▶ **Task to carry out**
Every line in the entries where "icon" is found should be copied.

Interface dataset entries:
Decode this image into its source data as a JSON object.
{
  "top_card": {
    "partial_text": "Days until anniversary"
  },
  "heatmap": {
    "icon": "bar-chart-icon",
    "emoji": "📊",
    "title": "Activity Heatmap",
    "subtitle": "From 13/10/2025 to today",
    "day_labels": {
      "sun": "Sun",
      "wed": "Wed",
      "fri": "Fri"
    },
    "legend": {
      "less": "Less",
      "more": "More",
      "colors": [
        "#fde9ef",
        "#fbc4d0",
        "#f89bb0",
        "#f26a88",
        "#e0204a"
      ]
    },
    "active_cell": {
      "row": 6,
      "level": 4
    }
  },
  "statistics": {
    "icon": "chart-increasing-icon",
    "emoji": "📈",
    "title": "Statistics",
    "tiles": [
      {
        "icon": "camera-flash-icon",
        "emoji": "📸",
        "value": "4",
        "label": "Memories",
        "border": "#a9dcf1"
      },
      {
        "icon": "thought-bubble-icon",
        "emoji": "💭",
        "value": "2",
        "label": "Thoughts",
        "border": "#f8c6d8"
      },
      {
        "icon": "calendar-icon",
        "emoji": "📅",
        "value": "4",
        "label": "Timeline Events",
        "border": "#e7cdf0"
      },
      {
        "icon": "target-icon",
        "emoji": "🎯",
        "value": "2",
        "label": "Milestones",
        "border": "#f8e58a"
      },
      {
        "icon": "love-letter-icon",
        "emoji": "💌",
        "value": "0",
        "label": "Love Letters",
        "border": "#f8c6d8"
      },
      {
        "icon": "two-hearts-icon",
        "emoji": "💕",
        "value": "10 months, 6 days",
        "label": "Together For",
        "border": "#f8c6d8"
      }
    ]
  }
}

▶ **Exercise solution**
    "icon": "bar-chart-icon",
    "icon": "chart-increasing-icon",
        "icon": "camera-flash-icon",
        "icon": "thought-bubble-icon",
        "icon": "calendar-icon",
        "icon": "target-icon",
        "icon": "love-letter-icon",
        "icon": "two-hearts-icon",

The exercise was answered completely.